<<<<

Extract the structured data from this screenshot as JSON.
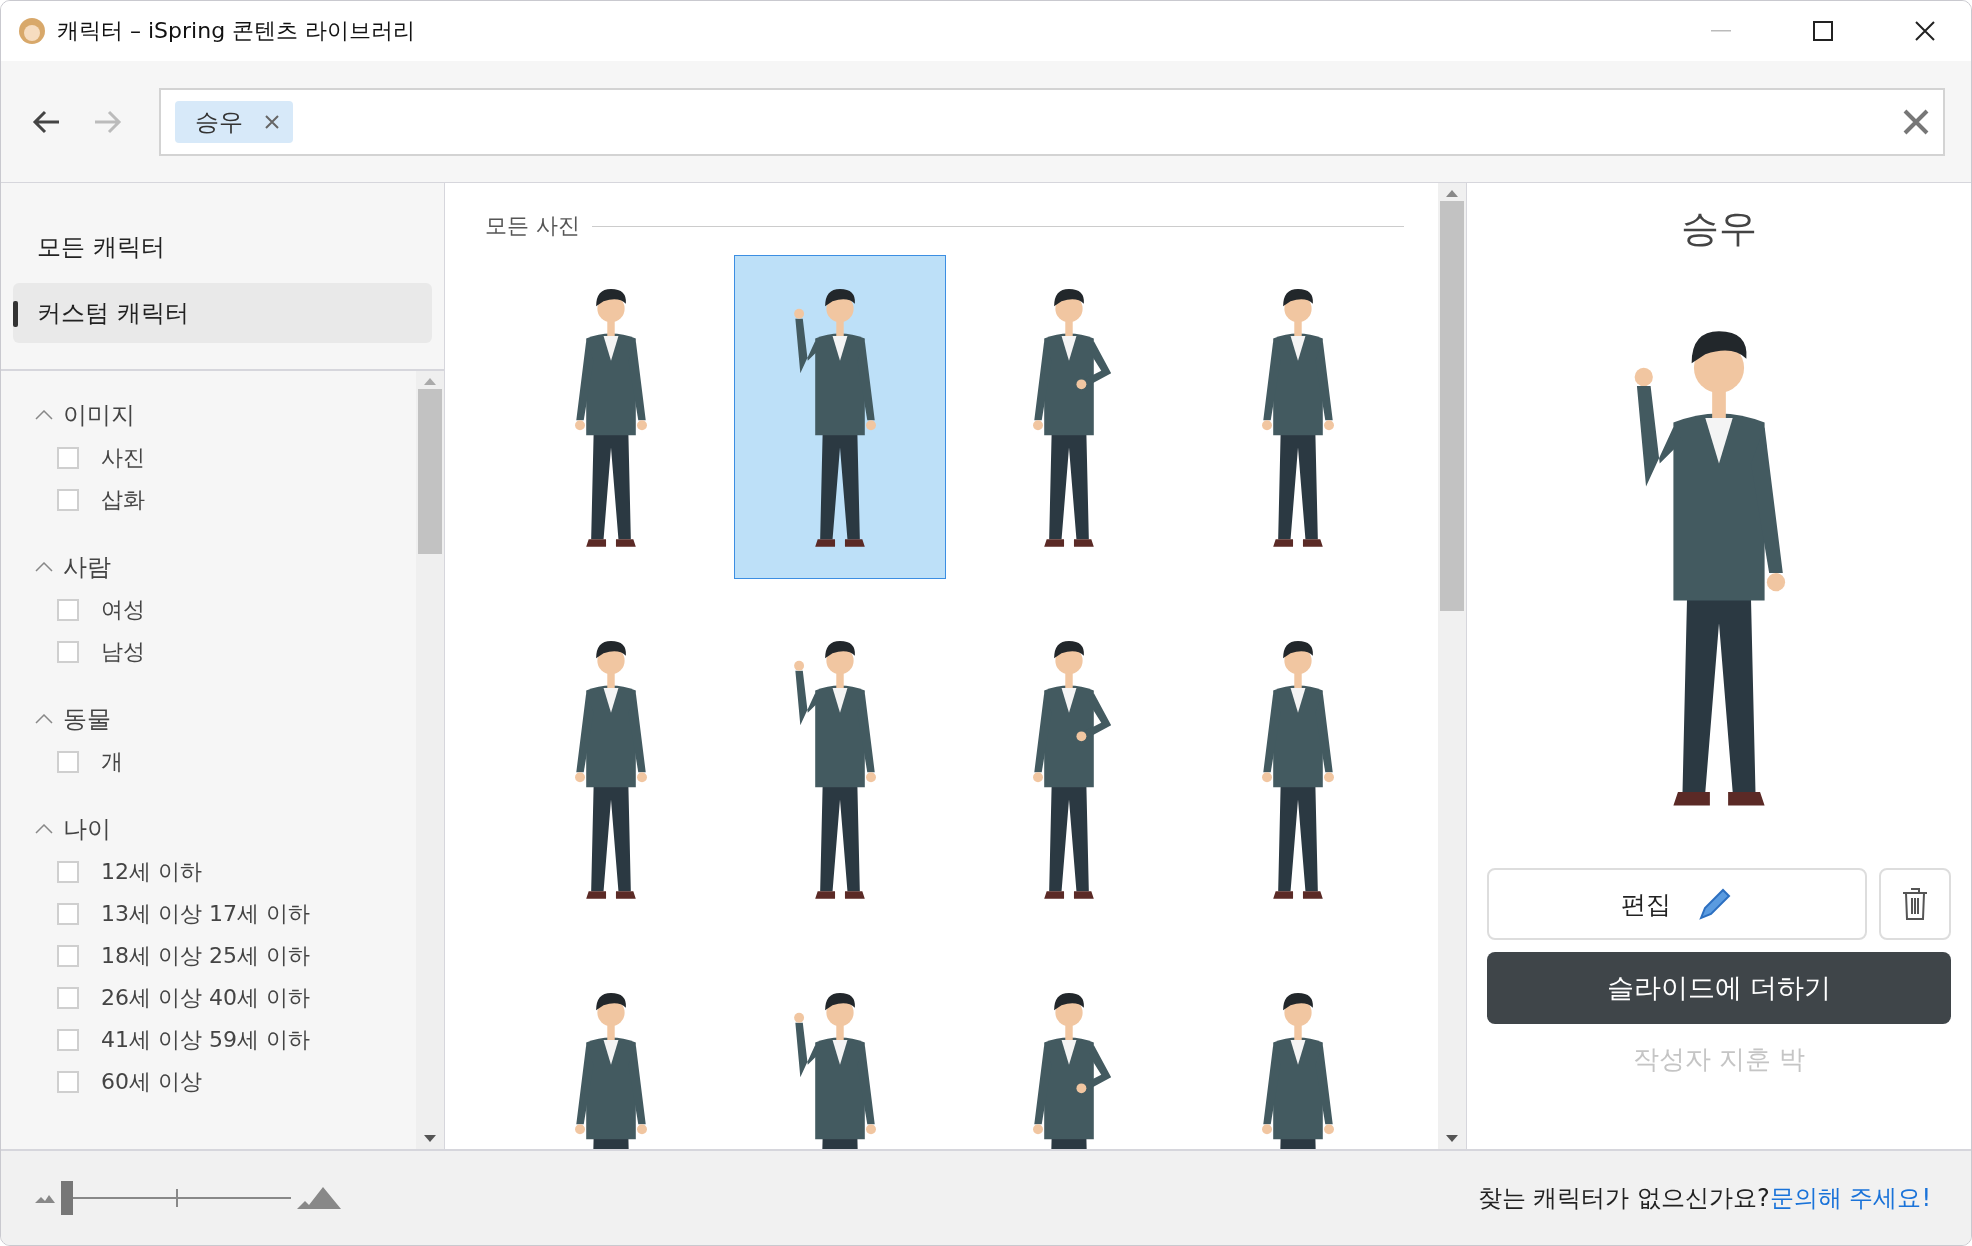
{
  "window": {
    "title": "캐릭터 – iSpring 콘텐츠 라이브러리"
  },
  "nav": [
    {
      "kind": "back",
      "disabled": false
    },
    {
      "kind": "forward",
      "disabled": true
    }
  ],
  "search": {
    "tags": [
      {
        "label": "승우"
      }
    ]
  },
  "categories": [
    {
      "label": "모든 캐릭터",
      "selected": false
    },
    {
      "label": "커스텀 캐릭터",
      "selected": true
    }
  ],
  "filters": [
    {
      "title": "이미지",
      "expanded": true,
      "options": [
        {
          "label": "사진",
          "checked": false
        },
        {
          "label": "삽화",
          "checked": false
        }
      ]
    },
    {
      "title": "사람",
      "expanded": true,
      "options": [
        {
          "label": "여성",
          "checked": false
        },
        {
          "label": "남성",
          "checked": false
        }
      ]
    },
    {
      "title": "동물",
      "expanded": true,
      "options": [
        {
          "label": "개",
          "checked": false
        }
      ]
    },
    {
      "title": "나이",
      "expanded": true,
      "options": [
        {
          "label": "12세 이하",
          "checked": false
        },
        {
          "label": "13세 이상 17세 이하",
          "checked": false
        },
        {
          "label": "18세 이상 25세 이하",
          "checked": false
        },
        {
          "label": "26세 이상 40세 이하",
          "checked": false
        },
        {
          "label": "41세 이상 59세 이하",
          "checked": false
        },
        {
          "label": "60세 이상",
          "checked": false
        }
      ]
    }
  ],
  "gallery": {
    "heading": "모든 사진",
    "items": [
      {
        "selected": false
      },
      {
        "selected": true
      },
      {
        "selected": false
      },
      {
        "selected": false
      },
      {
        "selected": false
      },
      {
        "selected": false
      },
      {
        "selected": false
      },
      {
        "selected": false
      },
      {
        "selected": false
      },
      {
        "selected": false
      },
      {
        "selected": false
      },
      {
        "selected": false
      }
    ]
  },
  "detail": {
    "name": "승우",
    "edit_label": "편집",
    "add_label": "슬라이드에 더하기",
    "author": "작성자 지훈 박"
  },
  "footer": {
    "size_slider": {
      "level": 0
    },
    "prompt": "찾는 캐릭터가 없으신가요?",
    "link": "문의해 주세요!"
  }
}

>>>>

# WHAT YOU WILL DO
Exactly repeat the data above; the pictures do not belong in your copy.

# RESULT FOR THIS EXERCISE
Extract the structured data from this screenshot as JSON.
{
  "window": {
    "title": "캐릭터 – iSpring 콘텐츠 라이브러리"
  },
  "nav": [
    {
      "kind": "back",
      "disabled": false
    },
    {
      "kind": "forward",
      "disabled": true
    }
  ],
  "search": {
    "tags": [
      {
        "label": "승우"
      }
    ]
  },
  "categories": [
    {
      "label": "모든 캐릭터",
      "selected": false
    },
    {
      "label": "커스텀 캐릭터",
      "selected": true
    }
  ],
  "filters": [
    {
      "title": "이미지",
      "expanded": true,
      "options": [
        {
          "label": "사진",
          "checked": false
        },
        {
          "label": "삽화",
          "checked": false
        }
      ]
    },
    {
      "title": "사람",
      "expanded": true,
      "options": [
        {
          "label": "여성",
          "checked": false
        },
        {
          "label": "남성",
          "checked": false
        }
      ]
    },
    {
      "title": "동물",
      "expanded": true,
      "options": [
        {
          "label": "개",
          "checked": false
        }
      ]
    },
    {
      "title": "나이",
      "expanded": true,
      "options": [
        {
          "label": "12세 이하",
          "checked": false
        },
        {
          "label": "13세 이상 17세 이하",
          "checked": false
        },
        {
          "label": "18세 이상 25세 이하",
          "checked": false
        },
        {
          "label": "26세 이상 40세 이하",
          "checked": false
        },
        {
          "label": "41세 이상 59세 이하",
          "checked": false
        },
        {
          "label": "60세 이상",
          "checked": false
        }
      ]
    }
  ],
  "gallery": {
    "heading": "모든 사진",
    "items": [
      {
        "selected": false
      },
      {
        "selected": true
      },
      {
        "selected": false
      },
      {
        "selected": false
      },
      {
        "selected": false
      },
      {
        "selected": false
      },
      {
        "selected": false
      },
      {
        "selected": false
      },
      {
        "selected": false
      },
      {
        "selected": false
      },
      {
        "selected": false
      },
      {
        "selected": false
      }
    ]
  },
  "detail": {
    "name": "승우",
    "edit_label": "편집",
    "add_label": "슬라이드에 더하기",
    "author": "작성자 지훈 박"
  },
  "footer": {
    "size_slider": {
      "level": 0
    },
    "prompt": "찾는 캐릭터가 없으신가요?",
    "link": "문의해 주세요!"
  }
}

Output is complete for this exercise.